(Data Opens)

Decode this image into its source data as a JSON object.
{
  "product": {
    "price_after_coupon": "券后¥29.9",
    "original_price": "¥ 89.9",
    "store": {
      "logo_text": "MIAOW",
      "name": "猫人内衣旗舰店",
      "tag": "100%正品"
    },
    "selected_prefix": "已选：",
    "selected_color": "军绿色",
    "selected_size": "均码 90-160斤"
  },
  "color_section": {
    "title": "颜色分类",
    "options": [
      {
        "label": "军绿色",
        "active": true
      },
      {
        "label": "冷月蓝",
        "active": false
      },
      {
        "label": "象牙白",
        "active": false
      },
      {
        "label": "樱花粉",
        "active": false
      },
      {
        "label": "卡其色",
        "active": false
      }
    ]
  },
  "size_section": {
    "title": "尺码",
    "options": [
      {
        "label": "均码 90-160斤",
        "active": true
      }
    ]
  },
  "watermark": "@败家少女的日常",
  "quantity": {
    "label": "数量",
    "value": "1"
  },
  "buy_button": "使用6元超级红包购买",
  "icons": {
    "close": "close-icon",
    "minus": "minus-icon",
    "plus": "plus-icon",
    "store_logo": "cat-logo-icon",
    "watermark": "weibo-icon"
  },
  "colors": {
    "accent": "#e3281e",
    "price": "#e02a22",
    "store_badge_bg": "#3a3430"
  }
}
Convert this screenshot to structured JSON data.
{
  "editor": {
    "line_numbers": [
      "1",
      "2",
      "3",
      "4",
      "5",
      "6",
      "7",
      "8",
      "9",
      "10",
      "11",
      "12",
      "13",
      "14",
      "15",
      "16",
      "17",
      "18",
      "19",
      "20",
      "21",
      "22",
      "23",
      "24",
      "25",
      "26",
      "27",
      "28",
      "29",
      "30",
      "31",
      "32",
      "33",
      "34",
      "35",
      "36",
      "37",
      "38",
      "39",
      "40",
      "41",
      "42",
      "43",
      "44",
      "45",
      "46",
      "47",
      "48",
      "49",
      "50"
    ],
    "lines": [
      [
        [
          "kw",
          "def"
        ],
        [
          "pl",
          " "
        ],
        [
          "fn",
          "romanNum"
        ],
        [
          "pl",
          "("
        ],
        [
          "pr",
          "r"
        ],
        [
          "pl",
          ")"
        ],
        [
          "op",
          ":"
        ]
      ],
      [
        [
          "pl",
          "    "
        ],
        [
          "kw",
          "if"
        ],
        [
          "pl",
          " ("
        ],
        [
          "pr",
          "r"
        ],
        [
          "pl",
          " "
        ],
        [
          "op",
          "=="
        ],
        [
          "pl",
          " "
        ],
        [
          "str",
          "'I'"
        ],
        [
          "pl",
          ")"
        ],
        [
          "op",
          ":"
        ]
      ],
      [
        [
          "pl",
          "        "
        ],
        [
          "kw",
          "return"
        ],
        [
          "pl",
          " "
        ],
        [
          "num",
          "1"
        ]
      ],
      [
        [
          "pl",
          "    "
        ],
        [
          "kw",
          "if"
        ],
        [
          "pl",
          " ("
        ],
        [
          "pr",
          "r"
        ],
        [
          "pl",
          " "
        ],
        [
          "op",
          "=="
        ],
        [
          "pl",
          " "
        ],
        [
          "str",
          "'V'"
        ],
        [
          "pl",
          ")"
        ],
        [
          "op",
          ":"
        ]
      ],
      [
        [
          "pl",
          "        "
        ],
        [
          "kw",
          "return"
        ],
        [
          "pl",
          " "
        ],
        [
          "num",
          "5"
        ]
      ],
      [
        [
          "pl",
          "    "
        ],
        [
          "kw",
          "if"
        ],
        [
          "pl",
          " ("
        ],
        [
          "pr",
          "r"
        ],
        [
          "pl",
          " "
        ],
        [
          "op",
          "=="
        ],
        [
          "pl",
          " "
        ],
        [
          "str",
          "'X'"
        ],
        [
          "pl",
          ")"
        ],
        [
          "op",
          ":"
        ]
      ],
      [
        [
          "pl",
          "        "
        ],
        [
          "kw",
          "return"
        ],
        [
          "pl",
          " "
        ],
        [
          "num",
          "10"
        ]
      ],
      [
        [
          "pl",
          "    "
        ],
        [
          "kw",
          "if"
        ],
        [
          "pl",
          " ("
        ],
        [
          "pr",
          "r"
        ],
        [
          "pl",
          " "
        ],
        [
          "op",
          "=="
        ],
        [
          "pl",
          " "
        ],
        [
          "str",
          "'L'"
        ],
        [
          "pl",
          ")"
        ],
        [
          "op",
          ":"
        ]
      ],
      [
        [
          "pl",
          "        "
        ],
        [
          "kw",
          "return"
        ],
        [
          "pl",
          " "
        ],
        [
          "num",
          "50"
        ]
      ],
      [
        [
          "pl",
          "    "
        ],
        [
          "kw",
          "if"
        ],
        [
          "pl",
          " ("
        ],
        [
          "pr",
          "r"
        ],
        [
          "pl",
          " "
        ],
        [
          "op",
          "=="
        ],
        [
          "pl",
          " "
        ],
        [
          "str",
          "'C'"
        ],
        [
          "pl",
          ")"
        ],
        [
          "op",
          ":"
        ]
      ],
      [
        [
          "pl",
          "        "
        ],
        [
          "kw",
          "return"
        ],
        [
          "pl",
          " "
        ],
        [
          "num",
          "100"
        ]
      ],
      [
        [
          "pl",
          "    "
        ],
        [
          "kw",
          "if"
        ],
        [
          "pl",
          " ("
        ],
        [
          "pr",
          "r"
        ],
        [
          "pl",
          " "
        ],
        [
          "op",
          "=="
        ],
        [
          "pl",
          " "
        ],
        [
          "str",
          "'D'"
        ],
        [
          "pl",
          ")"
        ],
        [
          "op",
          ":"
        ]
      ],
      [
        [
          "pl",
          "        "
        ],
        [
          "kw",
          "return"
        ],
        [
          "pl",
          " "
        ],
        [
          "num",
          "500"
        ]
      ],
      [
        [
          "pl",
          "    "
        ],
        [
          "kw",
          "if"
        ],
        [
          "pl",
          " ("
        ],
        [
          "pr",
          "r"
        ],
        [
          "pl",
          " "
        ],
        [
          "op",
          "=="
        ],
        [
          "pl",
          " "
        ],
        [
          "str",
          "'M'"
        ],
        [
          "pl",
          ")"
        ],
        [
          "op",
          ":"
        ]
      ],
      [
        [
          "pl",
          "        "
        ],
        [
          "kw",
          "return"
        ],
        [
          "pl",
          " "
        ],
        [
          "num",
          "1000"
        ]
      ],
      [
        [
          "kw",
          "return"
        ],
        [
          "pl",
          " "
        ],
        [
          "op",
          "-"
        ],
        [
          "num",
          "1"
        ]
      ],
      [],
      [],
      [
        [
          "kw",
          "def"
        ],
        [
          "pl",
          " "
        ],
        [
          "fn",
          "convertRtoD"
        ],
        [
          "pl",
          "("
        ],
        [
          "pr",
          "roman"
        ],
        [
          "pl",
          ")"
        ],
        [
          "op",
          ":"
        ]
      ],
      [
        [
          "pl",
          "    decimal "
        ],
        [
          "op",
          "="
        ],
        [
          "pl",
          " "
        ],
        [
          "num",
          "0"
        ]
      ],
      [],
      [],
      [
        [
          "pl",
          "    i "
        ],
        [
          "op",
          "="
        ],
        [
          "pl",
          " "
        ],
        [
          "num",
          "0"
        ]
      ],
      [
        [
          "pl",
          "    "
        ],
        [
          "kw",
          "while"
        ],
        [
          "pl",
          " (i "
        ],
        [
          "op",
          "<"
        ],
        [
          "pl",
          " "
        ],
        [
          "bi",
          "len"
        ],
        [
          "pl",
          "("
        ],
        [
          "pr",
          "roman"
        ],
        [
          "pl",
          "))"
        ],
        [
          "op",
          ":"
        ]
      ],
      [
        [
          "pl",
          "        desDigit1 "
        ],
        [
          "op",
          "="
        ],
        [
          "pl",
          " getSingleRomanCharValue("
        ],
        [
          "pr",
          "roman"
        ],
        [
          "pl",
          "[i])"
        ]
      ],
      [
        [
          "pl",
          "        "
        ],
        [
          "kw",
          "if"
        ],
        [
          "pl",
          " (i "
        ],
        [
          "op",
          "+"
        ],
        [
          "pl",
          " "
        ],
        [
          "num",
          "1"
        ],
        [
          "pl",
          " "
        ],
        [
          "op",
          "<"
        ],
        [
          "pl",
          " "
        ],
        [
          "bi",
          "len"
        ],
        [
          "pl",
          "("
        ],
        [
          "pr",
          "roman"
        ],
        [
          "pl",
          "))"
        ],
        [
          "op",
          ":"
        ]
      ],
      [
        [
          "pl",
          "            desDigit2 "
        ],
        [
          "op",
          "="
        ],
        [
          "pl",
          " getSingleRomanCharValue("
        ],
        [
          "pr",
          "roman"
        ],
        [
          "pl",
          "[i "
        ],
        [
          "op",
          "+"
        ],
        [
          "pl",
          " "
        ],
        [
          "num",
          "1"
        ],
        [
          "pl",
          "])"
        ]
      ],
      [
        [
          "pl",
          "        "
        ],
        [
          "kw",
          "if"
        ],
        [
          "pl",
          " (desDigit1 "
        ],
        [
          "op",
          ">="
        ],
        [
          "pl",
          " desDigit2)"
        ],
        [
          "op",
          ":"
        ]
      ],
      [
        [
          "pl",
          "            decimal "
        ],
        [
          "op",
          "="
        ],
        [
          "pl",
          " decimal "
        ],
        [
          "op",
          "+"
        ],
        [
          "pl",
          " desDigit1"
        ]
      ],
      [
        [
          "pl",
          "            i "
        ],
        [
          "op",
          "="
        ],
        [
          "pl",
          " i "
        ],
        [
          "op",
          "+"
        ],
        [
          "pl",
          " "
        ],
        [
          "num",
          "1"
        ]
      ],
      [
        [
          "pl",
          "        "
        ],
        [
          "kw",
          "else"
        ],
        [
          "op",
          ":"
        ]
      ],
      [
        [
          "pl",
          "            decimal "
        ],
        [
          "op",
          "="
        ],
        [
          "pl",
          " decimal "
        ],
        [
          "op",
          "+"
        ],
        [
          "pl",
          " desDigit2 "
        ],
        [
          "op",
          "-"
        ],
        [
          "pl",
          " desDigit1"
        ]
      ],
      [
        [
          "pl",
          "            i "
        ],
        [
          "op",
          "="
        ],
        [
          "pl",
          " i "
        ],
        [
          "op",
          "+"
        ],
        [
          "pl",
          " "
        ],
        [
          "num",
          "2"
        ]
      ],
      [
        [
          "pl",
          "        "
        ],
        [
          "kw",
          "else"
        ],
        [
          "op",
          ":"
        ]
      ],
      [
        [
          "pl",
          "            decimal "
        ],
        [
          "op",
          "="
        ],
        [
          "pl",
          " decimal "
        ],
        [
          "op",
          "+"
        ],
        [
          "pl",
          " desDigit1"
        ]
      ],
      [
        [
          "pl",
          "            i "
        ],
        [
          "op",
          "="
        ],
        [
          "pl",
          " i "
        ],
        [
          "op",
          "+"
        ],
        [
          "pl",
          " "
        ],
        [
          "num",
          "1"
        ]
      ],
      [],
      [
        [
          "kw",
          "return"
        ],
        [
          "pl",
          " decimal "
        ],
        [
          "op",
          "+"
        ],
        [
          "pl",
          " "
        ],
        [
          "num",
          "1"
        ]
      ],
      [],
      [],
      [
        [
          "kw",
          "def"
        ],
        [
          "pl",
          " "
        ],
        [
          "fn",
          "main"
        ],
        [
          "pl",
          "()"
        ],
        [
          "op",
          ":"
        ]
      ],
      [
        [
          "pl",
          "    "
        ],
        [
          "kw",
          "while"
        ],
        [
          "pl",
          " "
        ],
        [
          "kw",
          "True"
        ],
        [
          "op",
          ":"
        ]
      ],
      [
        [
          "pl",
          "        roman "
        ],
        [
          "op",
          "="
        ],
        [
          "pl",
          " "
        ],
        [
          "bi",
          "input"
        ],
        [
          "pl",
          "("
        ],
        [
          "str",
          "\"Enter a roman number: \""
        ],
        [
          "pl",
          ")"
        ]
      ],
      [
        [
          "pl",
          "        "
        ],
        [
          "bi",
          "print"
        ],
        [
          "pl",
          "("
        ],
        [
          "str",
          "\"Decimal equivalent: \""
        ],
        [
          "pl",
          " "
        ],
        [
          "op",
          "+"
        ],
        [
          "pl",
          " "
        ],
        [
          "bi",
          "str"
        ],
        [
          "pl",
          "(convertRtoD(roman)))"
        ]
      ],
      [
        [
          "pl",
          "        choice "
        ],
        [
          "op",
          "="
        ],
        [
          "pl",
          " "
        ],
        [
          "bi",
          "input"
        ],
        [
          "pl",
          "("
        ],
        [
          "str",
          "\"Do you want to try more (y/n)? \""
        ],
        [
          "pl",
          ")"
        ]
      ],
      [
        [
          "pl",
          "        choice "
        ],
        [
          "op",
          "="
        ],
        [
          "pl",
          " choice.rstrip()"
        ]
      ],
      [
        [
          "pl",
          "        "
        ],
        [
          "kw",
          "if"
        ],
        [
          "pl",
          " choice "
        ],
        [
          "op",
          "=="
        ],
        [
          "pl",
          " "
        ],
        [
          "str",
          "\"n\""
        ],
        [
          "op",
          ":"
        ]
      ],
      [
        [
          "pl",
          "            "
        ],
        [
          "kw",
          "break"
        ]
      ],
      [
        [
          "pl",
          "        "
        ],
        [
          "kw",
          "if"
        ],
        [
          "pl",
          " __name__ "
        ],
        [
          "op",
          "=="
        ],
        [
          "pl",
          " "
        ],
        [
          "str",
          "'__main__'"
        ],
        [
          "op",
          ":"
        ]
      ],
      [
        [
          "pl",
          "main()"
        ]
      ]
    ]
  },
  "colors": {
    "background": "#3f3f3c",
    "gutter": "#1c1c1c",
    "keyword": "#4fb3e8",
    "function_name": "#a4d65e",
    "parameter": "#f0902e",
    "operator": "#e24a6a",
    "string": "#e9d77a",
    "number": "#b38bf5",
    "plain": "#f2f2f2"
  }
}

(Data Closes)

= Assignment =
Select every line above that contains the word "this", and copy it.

= Task response =
Decode this image into its source data as a JSON object.
Convert this screenshot to structured JSON data.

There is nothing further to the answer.